 @Mississippi  Just to put things in perspective, Dallas Police & Fire Pension System's "Unfunded accrued actuarial liability" as of January 1, 2012 is nearly $1.2 billion!  That is up almost 35% in just one year!

 

Bailey Building and Loan???? Hardly.

Siam
Siam

 @WylieH  @paddyvonerich None of the above.  The Pension system has become a poster child for misinformation spread by the likes of you and others who are misinformed and have another ax to grind.

Siam
Siam

 @James080 Uniformed and wrong.  The taxpayers do not own nor do they back up the Dallas Police and Firefighters Pension system.  The pension system is a self standing entity under state law, self governing and not under the control of Dallas City Council.  The city contributes about 33% of the money to the pension fund, another 33% comes from the contributions of individual police officers and fire fighters.  The rest of the money to pay retirement down the road for members comes from investments.  Pension funds, be they the DPFP or any other defined benefit plan or insurance instrument, are founded on the proposition that the trustees will make investments, both short and long term, required to generate the interest necessary to pay future pensions.  

 

The DPFP has over $3 billion dollars banked in all kinds of investments world wide for the benefit of the men and women of this town who put their lives in harms way to protect people like you.  The DPFP is one of the best managed pensions in the country, it just cut back on benefits paid out to keep the financial house in order in a challenging economy that everyone has been dealing with.  Dallas taxpayers are not and will not be on the hook for the Pension or costs of Museum Tower.  

 

You raise the spectre of graft among the trustees and administrators, that is serious stuff and you better be able to back up that crap, because those people are fiduciaries and subject to some serious criminal penalties for the kind of thing you suggest.  

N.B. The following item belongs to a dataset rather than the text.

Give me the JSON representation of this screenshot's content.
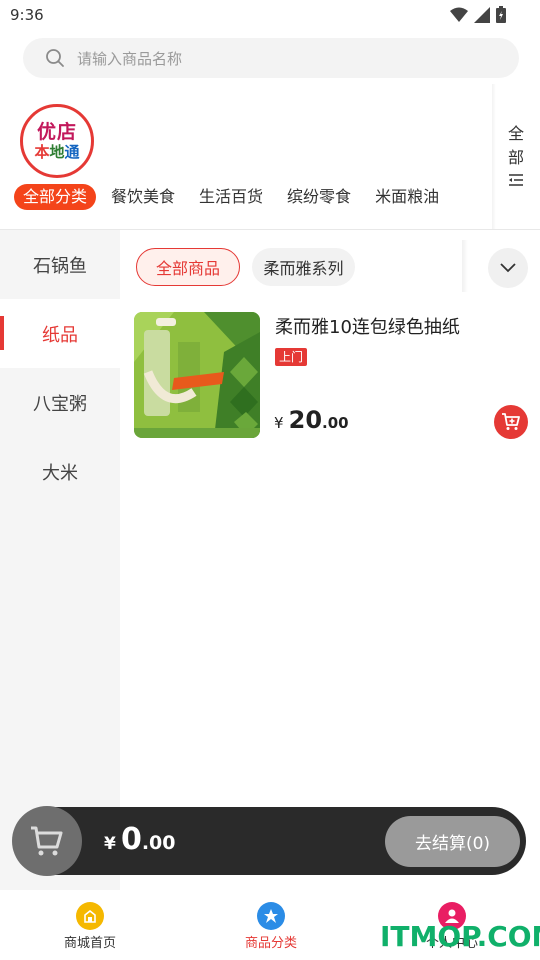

MisterMean
MisterMean

 @WylieH    You are correct in that observation.   By the way I wonder what ever happened to David Cook the cities former financial officer.   I can’t help but wonder if he was getting concerned about the strange shenanigans going on and decided that he did now want to be around when it hit the fan (as it most certainly will)

WylieH
WylieH

 @Siam  @paddyvonerich If you can point me to the "misinformation," I would be happy to correct it--- but I'm not aware of any.

Now Trending

Dallas Concert Tickets

From the Vault

 

Loading...